“Some analysts suggest stockpiling by electric vehicle manufacturers is behind the depletion. Whether this is the case or not, we see the tight market meaning further inventory drawdowns are likely.
Talk Of Panic Buying
“Current LME stockpiles would meet less than two months of supply — so panic buying is a likely outcome.”
It is highly unusual for a bank like ANZ to use an expression as emotive as panic buying but it was used largely because of concern that speculators had become active in the nickel market ahead of Indonesia’s reintroduction of a ban on NPI.
Pure-play Australian nickel mining companies are enjoying sharp share price rises as the nickel price moves up. Western Areas has risen by 25% over the past month and Mincor, which has just re-signed a supply agreement with BHP, a major producer of the nickel sulphate which battery makers prefer, is up 28%.
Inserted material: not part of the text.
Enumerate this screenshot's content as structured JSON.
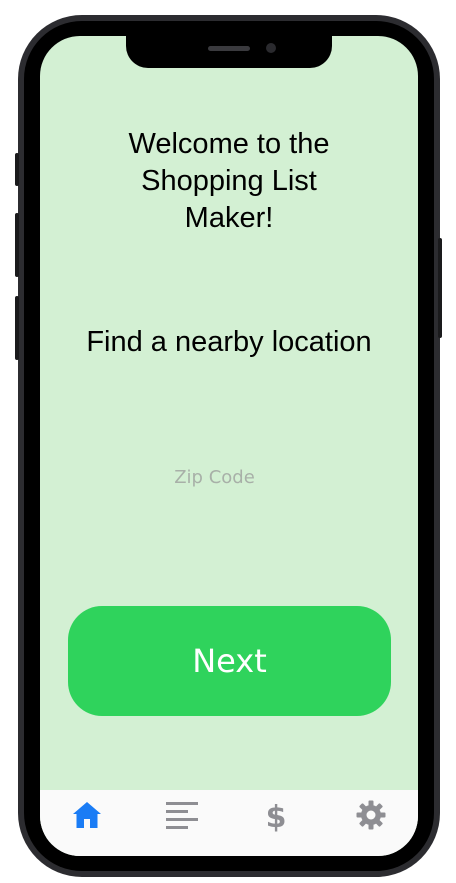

If there is a squeeze developing on nickel supplies as a major new market develops for the metal the price could go much higher than its current $7.09/lb.
Back in 2011 when a supply shortage developed the nickel price hit $22/lb, before falling rapidly as steel mills found substitutes for nickel in their stainless steel, including manganese.
No-one is talking about a nickel boom as powerful as that in 2011 but nickel has a long track record of extreme moves, up and down.